14 October 2007

India's Identity Crisis In Burma

This is the United Nations speaking,
But it might as well be India

No, our dear Sisters and Brothers of the Saadh Sangat, we are not letting up on Burma.

As the time of our remembrance of what is variously called The Anti-Sikh Riots, The Delhi Pogroms and The Second Battle of Delhi approaches, it would dishonour our beloved shaheeds to turn our back on these brave people who so much need our help. Perhaps all we can do is raise a big stink. If that is the case, then raise a big stink we shall. As we say about the massacres of 1984, as was written about the Black American experience,

More on India's complicity in this horror in Burma

WHEN ARGUING for a permanent seat on the United Nations Security Council or assuring the Bush administration that India can be trusted with American nuclear technology - even though it has not signed the Nuclear Non-Proliferation Treaty - Indian officials recite the mantra that India is the world's biggest democracy. But India's shameful collaboration with the military junta in Burma that has been arresting and killing Buddhist monks and civilian protesters raises a serious question: Is India betraying its democratic values for the sake of its great-power ambitions?

There is no mystery about the reasons for India's complicity with the Burmese generals. There are purely commercial motives, a thirst for access to Burma's oil and natural gas reserves. There's a desire to gain the junta's cooperation in crushing insurgent groups that have been crossing from Burma into India's northeast to mount guerrilla operations. But above all, India has abandoned solidarity with Nobel Peace Prize laureate Aung San Suu Kyi and her colleagues because Indian policy makers are obsessed by their strategic competition with China.

There is a tragic dimension to India's practice of realpolitik in its contest with China. Domestically, India is the antithesis of China. The communists in Beijing rule a hierarchical one-party state; India's multiparty system accommodates many disparate interests. The regime in Beijing throws reporters in jail for revealing state secrets if they publish news about high-level appointments before those promotions are officially disclosed. India boasts a diverse and cantankerous free press.

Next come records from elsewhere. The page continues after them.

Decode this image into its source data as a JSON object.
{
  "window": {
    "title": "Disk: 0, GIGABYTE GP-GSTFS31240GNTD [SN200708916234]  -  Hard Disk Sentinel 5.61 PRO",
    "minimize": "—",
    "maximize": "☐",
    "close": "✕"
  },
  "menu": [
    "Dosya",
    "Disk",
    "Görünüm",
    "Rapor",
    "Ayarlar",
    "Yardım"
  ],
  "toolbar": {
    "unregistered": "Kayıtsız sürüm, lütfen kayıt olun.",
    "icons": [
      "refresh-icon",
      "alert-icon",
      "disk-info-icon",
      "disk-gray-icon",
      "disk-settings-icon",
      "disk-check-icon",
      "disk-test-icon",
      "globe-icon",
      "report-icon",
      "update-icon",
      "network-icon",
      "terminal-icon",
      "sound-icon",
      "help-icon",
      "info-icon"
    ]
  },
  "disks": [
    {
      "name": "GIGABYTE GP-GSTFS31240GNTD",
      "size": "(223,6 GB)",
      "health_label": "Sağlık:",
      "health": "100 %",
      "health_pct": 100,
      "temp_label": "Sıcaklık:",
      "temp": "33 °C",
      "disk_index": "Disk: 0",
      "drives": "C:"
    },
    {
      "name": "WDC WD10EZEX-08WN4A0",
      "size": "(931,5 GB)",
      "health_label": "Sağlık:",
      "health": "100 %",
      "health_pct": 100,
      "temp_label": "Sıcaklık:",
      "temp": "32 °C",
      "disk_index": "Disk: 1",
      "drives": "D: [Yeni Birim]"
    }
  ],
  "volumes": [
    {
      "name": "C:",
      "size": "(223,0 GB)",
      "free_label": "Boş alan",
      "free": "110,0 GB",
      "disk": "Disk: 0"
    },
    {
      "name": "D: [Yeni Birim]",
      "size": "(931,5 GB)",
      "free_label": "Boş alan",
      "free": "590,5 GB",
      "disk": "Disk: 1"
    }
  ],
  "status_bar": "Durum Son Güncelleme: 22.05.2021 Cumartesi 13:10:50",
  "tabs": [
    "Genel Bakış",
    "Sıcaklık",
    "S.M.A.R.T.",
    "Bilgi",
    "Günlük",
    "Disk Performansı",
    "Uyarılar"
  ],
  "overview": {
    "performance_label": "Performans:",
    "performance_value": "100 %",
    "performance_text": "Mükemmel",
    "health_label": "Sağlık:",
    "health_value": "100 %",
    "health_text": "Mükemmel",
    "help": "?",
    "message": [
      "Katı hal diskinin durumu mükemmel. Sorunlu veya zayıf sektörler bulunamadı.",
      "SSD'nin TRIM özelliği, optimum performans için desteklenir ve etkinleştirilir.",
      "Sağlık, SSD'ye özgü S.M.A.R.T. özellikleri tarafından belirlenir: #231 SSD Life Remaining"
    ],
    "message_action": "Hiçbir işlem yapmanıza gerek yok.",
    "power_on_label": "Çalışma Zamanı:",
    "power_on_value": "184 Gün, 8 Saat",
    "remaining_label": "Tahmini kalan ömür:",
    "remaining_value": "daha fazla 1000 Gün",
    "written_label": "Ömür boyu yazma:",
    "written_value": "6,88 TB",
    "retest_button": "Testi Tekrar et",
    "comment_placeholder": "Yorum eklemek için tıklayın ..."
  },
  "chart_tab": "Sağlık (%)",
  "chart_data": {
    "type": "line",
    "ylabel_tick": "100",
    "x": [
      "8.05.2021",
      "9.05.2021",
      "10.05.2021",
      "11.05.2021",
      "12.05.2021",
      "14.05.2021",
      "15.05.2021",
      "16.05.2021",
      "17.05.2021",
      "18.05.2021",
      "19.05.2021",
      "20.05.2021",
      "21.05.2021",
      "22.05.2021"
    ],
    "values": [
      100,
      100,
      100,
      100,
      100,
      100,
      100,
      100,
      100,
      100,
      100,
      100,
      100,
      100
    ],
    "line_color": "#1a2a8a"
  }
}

But when India sets out to compete with China in a 21st-century version of the Great Game once played by European colonialist powers, India transforms its outward appearance into a mirror image of China. In Burma, India's betrayal of its ownmost national identity has become an embarrassing spectacle.

India had once been Suu Kyi's most ardent supporter. She lived in India for several years with her late husband; her mother once served as Burma's ambassador to India. And of course Buddhism sprang from India.

But when Human Rights Watch called last week for a Security Council arms embargo on the junta, it named India along with China and Russia as "nations supplying Burma with weapons that the military uses to commit human rights abuses." Human Rights Watch described "a vast array of military hardware" India has supplied to the junta, including artillery, aircraft, tanks, and helicopters for use against minority ethnic groups in border areas and citizen protesters.

In other words, India sells some of the world's most vicious dictators weapons to kill people in Burma who yearn for democracy. This is not the behavior of a true democracy.

© Copyright 2007 The New York Times Company